### PROBLEM
What you produce should be every line from the data that includes "name".
-- -- --
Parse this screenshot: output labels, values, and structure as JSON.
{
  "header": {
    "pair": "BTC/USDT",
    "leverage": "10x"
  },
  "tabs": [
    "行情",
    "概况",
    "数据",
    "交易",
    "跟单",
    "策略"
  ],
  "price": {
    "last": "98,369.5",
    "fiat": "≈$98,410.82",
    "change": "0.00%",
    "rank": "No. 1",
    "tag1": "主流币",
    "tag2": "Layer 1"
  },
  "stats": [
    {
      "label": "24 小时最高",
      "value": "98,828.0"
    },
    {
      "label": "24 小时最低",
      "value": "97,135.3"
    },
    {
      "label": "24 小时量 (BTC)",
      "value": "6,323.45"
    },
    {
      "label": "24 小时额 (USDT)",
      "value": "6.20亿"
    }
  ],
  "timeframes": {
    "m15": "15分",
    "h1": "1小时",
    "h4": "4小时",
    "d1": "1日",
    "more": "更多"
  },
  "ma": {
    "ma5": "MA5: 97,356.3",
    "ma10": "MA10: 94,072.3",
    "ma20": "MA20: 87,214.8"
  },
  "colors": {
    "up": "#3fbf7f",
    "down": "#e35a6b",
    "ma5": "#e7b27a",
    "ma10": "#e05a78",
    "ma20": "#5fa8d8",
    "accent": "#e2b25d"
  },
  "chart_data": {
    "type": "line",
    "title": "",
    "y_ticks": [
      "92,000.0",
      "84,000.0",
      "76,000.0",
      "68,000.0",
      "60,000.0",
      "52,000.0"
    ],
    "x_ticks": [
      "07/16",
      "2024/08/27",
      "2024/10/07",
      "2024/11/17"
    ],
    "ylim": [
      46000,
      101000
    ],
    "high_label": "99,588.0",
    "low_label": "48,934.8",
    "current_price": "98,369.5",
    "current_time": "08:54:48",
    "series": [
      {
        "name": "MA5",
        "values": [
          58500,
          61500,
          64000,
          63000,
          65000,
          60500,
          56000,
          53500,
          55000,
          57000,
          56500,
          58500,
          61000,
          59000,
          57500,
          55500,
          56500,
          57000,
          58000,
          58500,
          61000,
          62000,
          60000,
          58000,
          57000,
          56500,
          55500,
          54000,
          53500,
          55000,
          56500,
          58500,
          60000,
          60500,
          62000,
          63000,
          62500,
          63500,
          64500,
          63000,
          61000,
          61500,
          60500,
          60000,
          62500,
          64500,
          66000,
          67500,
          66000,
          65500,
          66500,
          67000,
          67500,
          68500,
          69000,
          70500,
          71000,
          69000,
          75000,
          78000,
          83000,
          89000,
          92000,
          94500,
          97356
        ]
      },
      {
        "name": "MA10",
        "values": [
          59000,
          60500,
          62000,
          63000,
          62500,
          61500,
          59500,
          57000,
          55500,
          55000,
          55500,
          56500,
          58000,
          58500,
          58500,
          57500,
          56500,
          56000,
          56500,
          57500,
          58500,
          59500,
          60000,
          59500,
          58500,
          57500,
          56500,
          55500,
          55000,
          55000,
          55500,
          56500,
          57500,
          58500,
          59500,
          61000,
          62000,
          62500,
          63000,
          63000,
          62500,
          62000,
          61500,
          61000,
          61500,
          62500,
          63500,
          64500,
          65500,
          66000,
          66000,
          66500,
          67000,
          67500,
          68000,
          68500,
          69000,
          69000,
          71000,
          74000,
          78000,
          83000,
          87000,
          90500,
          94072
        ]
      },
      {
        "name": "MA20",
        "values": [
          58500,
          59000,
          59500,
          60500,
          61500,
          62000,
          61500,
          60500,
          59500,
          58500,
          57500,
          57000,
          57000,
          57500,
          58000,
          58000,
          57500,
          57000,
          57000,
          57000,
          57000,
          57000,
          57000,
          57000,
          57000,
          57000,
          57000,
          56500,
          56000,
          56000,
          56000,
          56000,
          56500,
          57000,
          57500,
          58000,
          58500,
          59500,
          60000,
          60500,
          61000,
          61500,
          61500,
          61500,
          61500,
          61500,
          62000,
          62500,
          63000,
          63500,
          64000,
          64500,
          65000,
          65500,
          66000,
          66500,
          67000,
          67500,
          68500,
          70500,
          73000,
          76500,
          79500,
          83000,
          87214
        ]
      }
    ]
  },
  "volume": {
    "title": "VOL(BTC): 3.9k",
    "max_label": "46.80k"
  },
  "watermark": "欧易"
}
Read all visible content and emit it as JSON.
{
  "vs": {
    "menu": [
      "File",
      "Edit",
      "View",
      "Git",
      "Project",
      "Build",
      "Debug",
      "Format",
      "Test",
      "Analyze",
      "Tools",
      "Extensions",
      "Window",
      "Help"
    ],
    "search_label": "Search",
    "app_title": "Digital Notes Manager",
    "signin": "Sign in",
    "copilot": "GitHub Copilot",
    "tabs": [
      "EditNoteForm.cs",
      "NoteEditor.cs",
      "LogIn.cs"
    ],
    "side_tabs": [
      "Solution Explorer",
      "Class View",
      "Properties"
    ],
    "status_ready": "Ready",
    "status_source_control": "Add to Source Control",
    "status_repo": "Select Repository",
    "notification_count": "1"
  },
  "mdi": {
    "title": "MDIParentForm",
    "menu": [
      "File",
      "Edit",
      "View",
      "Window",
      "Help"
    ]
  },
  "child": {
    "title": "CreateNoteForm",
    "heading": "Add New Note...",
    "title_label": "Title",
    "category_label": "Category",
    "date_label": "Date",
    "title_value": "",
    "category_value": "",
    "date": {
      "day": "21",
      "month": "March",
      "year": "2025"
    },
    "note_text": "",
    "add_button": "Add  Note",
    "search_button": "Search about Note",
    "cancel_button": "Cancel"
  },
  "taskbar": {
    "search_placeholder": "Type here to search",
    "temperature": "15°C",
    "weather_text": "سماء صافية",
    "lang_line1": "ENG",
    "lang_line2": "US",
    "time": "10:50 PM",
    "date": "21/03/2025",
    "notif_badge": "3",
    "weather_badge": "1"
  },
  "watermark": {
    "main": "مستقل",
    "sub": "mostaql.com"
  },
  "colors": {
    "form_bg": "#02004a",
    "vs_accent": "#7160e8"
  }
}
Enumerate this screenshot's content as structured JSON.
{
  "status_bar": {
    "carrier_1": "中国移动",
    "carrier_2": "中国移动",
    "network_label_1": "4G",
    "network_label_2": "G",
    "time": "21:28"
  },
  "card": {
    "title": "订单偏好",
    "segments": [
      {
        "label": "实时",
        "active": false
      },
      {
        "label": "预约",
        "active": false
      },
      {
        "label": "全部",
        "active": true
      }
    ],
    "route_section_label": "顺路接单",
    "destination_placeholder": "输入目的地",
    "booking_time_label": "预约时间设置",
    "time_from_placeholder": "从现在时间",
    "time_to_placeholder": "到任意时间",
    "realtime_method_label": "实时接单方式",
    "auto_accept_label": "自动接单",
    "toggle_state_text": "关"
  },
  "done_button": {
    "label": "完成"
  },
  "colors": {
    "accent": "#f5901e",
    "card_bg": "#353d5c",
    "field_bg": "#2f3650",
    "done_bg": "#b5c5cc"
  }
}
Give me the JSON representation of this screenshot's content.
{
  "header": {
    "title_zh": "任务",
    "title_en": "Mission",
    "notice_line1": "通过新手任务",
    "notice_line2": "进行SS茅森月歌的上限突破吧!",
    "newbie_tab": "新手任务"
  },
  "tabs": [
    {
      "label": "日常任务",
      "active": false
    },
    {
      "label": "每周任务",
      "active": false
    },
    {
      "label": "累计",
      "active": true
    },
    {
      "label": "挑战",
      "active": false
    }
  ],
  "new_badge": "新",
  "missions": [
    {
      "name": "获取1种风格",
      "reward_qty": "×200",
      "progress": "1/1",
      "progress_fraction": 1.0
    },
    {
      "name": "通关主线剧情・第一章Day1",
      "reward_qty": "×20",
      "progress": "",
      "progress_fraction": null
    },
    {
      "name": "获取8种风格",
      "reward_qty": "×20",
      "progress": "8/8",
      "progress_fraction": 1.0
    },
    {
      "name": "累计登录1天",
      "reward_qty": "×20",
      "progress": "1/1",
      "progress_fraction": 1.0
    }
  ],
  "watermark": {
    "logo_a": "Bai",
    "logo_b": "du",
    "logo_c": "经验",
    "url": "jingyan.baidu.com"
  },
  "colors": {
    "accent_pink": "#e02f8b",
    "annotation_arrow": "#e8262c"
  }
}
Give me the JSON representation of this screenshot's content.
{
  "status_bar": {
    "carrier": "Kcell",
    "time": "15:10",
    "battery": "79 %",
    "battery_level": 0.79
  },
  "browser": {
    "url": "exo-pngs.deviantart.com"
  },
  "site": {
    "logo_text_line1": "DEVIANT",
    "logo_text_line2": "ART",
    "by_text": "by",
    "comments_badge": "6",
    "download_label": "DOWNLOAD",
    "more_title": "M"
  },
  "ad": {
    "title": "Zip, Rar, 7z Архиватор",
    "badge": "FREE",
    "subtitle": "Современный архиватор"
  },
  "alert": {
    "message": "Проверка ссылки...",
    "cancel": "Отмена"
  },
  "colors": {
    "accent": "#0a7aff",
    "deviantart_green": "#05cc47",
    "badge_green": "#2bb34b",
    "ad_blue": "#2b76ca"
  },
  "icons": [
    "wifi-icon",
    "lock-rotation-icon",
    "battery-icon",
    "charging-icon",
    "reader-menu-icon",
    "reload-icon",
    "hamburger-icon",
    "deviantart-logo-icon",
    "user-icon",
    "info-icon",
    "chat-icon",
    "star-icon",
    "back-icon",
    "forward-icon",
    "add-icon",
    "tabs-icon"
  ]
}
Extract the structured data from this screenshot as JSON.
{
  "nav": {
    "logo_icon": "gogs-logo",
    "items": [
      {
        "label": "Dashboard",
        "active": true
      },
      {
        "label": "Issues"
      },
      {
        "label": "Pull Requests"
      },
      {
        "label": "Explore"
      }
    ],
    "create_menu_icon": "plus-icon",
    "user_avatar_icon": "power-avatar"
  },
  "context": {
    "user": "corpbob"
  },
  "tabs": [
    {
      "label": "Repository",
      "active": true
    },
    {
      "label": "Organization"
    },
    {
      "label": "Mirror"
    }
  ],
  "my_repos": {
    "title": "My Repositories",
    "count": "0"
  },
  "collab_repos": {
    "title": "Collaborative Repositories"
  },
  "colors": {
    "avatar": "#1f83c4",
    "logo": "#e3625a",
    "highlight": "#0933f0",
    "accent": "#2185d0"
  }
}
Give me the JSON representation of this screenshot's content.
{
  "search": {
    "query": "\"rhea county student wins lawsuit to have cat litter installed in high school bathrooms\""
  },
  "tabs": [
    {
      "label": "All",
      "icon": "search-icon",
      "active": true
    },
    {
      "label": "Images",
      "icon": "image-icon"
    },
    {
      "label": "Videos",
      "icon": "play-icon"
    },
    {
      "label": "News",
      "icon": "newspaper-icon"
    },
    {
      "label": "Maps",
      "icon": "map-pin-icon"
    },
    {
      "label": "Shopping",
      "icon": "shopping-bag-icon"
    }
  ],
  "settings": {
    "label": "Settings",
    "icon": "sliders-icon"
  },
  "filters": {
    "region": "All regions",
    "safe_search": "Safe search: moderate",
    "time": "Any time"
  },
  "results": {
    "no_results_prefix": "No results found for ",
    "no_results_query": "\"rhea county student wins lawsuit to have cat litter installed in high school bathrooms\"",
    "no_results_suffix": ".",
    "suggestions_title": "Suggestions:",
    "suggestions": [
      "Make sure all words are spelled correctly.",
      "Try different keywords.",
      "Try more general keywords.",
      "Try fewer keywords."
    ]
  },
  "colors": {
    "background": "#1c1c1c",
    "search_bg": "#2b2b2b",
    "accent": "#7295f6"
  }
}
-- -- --
### TASK ANSWER
        "name": "MA5",
        "name": "MA10",
        "name": "MA20",
      "name": "获取1种风格",
      "name": "通关主线剧情・第一章Day1",
      "name": "获取8种风格",
      "name": "累计登录1天",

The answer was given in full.